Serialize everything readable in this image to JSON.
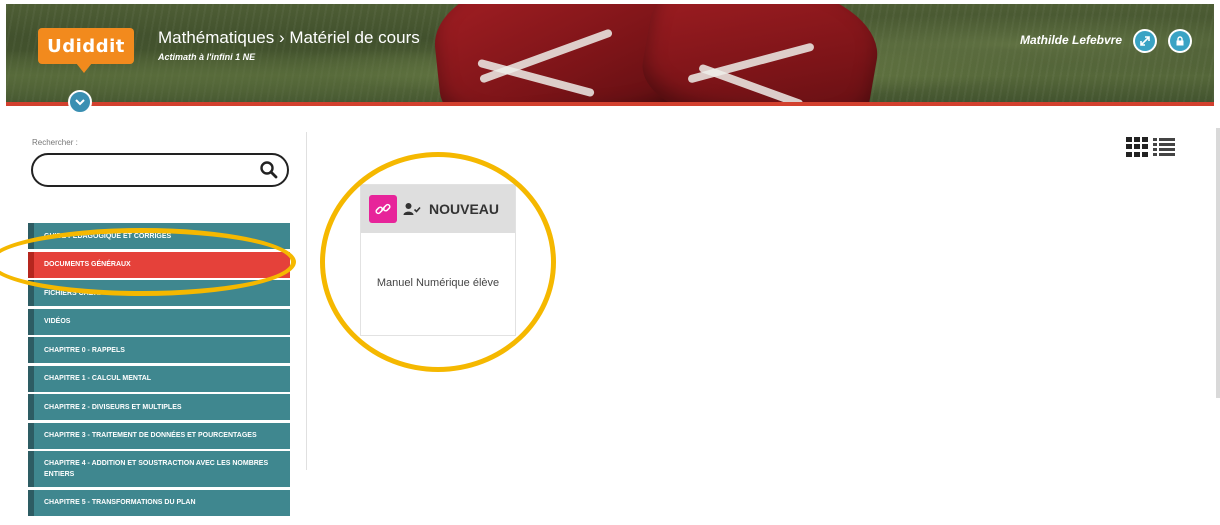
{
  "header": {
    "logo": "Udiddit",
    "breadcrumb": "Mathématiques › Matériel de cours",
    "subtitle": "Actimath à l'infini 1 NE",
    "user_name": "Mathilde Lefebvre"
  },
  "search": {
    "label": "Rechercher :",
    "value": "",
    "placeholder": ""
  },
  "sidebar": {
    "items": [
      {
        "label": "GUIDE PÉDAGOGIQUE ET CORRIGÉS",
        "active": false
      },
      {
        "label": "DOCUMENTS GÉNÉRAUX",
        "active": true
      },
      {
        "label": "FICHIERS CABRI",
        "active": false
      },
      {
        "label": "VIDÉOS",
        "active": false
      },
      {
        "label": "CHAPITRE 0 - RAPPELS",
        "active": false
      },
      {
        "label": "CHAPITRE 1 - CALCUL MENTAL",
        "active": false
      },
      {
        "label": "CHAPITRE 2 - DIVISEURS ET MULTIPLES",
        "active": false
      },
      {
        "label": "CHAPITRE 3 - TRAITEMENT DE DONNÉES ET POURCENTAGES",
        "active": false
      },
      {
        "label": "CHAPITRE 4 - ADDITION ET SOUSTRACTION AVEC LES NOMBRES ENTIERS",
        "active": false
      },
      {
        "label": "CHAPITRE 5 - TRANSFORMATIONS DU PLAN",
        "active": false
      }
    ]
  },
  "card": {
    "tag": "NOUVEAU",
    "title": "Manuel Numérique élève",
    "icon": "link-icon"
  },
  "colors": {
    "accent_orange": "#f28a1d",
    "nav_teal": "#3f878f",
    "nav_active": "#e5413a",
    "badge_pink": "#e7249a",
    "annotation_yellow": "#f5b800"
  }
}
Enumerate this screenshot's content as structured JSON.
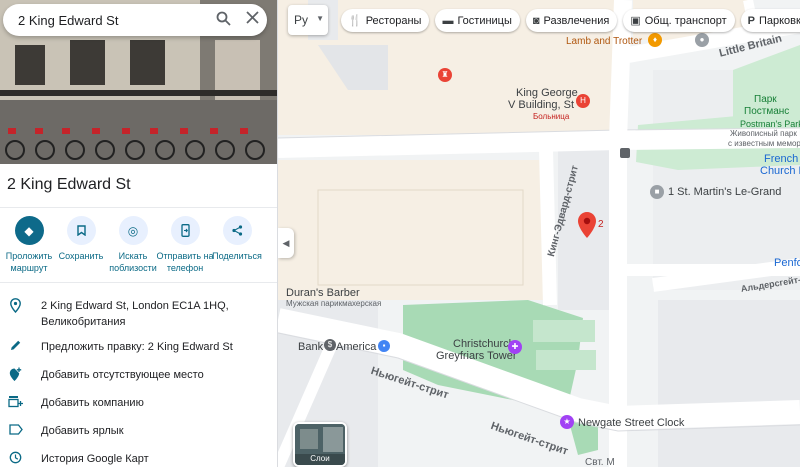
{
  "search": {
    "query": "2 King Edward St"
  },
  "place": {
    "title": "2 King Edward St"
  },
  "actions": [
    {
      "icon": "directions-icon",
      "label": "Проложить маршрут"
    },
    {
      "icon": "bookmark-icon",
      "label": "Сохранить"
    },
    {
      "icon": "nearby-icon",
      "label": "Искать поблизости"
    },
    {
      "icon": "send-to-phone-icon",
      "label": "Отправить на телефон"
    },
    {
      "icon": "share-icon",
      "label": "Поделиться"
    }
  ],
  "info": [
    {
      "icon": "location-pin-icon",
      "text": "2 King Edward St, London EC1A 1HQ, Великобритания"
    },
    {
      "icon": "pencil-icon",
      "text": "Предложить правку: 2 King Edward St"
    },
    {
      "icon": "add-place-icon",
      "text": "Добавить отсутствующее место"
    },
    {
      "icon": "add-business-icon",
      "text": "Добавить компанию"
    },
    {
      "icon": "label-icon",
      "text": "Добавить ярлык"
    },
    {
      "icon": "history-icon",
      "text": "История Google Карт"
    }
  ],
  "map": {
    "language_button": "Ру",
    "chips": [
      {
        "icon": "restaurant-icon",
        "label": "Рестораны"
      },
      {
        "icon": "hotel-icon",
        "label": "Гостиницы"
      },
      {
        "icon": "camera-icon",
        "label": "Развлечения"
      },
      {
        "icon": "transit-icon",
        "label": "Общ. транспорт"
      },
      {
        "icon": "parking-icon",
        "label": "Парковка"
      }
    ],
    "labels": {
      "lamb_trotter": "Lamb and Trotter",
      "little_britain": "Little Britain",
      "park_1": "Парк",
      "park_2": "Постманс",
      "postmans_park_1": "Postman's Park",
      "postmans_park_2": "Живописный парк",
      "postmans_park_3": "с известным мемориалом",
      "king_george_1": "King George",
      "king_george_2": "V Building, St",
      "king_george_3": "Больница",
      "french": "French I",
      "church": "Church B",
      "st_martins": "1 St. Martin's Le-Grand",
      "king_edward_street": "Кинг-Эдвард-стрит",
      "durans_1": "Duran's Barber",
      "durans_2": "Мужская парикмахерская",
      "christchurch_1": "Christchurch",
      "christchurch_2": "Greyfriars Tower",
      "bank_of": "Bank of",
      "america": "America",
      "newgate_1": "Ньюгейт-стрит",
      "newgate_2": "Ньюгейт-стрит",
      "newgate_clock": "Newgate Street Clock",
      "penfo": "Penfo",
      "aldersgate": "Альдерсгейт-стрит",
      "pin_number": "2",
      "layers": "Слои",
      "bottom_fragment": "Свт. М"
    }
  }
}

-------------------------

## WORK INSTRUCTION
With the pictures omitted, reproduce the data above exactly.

## ANSWER TO THIS TASK
Serialize everything readable in this image to JSON.
{
  "header": {
    "logo": "Udiddit",
    "breadcrumb": "Mathématiques › Matériel de cours",
    "subtitle": "Actimath à l'infini 1 NE",
    "user_name": "Mathilde Lefebvre"
  },
  "search": {
    "label": "Rechercher :",
    "value": "",
    "placeholder": ""
  },
  "sidebar": {
    "items": [
      {
        "label": "GUIDE PÉDAGOGIQUE ET CORRIGÉS",
        "active": false
      },
      {
        "label": "DOCUMENTS GÉNÉRAUX",
        "active": true
      },
      {
        "label": "FICHIERS CABRI",
        "active": false
      },
      {
        "label": "VIDÉOS",
        "active": false
      },
      {
        "label": "CHAPITRE 0 - RAPPELS",
        "active": false
      },
      {
        "label": "CHAPITRE 1 - CALCUL MENTAL",
        "active": false
      },
      {
        "label": "CHAPITRE 2 - DIVISEURS ET MULTIPLES",
        "active": false
      },
      {
        "label": "CHAPITRE 3 - TRAITEMENT DE DONNÉES ET POURCENTAGES",
        "active": false
      },
      {
        "label": "CHAPITRE 4 - ADDITION ET SOUSTRACTION AVEC LES NOMBRES ENTIERS",
        "active": false
      },
      {
        "label": "CHAPITRE 5 - TRANSFORMATIONS DU PLAN",
        "active": false
      }
    ]
  },
  "card": {
    "tag": "NOUVEAU",
    "title": "Manuel Numérique élève",
    "icon": "link-icon"
  },
  "colors": {
    "accent_orange": "#f28a1d",
    "nav_teal": "#3f878f",
    "nav_active": "#e5413a",
    "badge_pink": "#e7249a",
    "annotation_yellow": "#f5b800"
  }
}
Enumerate this screenshot's content as structured JSON.
{
  "search": {
    "query": "2 King Edward St"
  },
  "place": {
    "title": "2 King Edward St"
  },
  "actions": [
    {
      "icon": "directions-icon",
      "label": "Проложить маршрут"
    },
    {
      "icon": "bookmark-icon",
      "label": "Сохранить"
    },
    {
      "icon": "nearby-icon",
      "label": "Искать поблизости"
    },
    {
      "icon": "send-to-phone-icon",
      "label": "Отправить на телефон"
    },
    {
      "icon": "share-icon",
      "label": "Поделиться"
    }
  ],
  "info": [
    {
      "icon": "location-pin-icon",
      "text": "2 King Edward St, London EC1A 1HQ, Великобритания"
    },
    {
      "icon": "pencil-icon",
      "text": "Предложить правку: 2 King Edward St"
    },
    {
      "icon": "add-place-icon",
      "text": "Добавить отсутствующее место"
    },
    {
      "icon": "add-business-icon",
      "text": "Добавить компанию"
    },
    {
      "icon": "label-icon",
      "text": "Добавить ярлык"
    },
    {
      "icon": "history-icon",
      "text": "История Google Карт"
    }
  ],
  "map": {
    "language_button": "Ру",
    "chips": [
      {
        "icon": "restaurant-icon",
        "label": "Рестораны"
      },
      {
        "icon": "hotel-icon",
        "label": "Гостиницы"
      },
      {
        "icon": "camera-icon",
        "label": "Развлечения"
      },
      {
        "icon": "transit-icon",
        "label": "Общ. транспорт"
      },
      {
        "icon": "parking-icon",
        "label": "Парковка"
      }
    ],
    "labels": {
      "lamb_trotter": "Lamb and Trotter",
      "little_britain": "Little Britain",
      "park_1": "Парк",
      "park_2": "Постманс",
      "postmans_park_1": "Postman's Park",
      "postmans_park_2": "Живописный парк",
      "postmans_park_3": "с известным мемориалом",
      "king_george_1": "King George",
      "king_george_2": "V Building, St",
      "king_george_3": "Больница",
      "french": "French I",
      "church": "Church B",
      "st_martins": "1 St. Martin's Le-Grand",
      "king_edward_street": "Кинг-Эдвард-стрит",
      "durans_1": "Duran's Barber",
      "durans_2": "Мужская парикмахерская",
      "christchurch_1": "Christchurch",
      "christchurch_2": "Greyfriars Tower",
      "bank_of": "Bank of",
      "america": "America",
      "newgate_1": "Ньюгейт-стрит",
      "newgate_2": "Ньюгейт-стрит",
      "newgate_clock": "Newgate Street Clock",
      "penfo": "Penfo",
      "aldersgate": "Альдерсгейт-стрит",
      "pin_number": "2",
      "layers": "Слои",
      "bottom_fragment": "Свт. М"
    }
  }
}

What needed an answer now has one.